Computers, highlighters, notebooks, flashcards, ipads, pens and pencils are all used to help students study. But how does someone study? This article explores research done by the University of Nebraska-Lincoln that finds that more college students are using their computers to study, but they are doing it mindlessly. Furthermore, just because a majority of today’s college students have the tools to study, does not mean that they know HOW to study.
Universal Design for Learning places an emphasis on letting students gain access to more structure to help support and manage their learning experience. Tools such as webspiration.com can help students break down information into meaningful chunks.
I feel that it’s important for educators to not take for granted that students may not be the best decision makers when it comes to studying. A lot is going on in the worlds’ of young college students and keeping this research article in mind is important you look up and see a classroom of eyebrows peering over the backs of laptop screens.
Academic Support Programs (ASP) decided several years ago to assess the effectiveness our office space. Our goal was to make our offices as inclusive, welcoming, and universally designed as possible. We used the basic premises of Universal Design to create the attached Multicultural Universal Design Checklist for the Physical Environment.SLBmulticultural checklist
This checklist has 11 questions designed to assess an organization’s physical spaces to determine if they serve all students well, with a particular emphasis on students and staff who are not from the dominant culture. We enlisted UVM students from our ASP Student Leadership Board to conduct the initial survey in 2008. In 2009, our students conducted surveys of other UVM offices, including another review of ASP’s space. Each review produced a written report, which included recommendations for ways to adapt the office space. The first report from 2008 is attached for your review.Multi Report ASP 2007
Please use this checklist to evaluate your own office or personal space.
Just a note to let you know that the initial planning for the 2nd Annual Better Learning by Design Conference is getting underway. The tentative dates are May 17-18, 2011. Some of the suggestions and comments from last year’s conference will be incorporated into this year’s schedule. Start thinking about what you would like to present at this year’s conference as the RFP will be hitting email boxes in the next couple of months.
We are looking forward to more vendors, more presenters, more attendees, more information, more tracks, more fun and a whole lot MORE.
If you missed last year’s conference you are welcome to look at the blog that was created during the conference. The site address is https://blog.uvm.edu/udl-2010conference.
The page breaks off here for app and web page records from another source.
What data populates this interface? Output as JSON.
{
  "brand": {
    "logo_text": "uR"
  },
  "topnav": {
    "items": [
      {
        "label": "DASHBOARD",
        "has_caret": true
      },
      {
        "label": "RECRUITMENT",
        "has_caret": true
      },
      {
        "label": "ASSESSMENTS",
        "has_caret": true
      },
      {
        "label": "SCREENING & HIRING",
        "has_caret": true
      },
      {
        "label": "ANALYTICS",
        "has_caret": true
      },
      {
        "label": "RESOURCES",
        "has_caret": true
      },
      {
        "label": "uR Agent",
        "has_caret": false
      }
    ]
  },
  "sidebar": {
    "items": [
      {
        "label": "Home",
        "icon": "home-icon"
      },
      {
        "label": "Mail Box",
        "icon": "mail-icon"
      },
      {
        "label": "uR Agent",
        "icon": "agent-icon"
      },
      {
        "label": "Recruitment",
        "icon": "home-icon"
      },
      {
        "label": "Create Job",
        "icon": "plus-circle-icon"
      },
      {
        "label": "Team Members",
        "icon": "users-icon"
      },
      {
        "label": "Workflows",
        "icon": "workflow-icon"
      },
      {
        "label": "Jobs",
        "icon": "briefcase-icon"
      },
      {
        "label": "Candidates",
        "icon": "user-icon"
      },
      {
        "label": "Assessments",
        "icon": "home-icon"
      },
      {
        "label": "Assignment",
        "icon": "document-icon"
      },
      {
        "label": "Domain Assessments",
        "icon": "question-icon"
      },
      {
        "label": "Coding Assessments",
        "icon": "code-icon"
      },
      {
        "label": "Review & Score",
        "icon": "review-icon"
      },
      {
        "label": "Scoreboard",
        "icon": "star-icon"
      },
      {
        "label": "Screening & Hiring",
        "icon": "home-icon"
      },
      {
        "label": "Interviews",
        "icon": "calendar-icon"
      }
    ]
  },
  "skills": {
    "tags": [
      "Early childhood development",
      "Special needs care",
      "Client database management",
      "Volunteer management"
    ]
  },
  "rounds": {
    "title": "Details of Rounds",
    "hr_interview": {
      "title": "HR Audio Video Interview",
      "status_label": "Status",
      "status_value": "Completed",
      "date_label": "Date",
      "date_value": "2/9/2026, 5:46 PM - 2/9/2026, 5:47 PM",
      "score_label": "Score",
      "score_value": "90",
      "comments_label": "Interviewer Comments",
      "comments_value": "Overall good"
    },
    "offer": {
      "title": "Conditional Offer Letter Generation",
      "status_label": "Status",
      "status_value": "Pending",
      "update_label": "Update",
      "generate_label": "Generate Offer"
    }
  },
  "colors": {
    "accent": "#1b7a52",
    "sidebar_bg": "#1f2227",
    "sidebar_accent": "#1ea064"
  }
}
This blog will give you a flavor for what is to come. We plan to have basic and advanced track presentations so that the people who participated last year will be able to gain additional insights this year.
Mark your calendar and let’s get excited about UDL.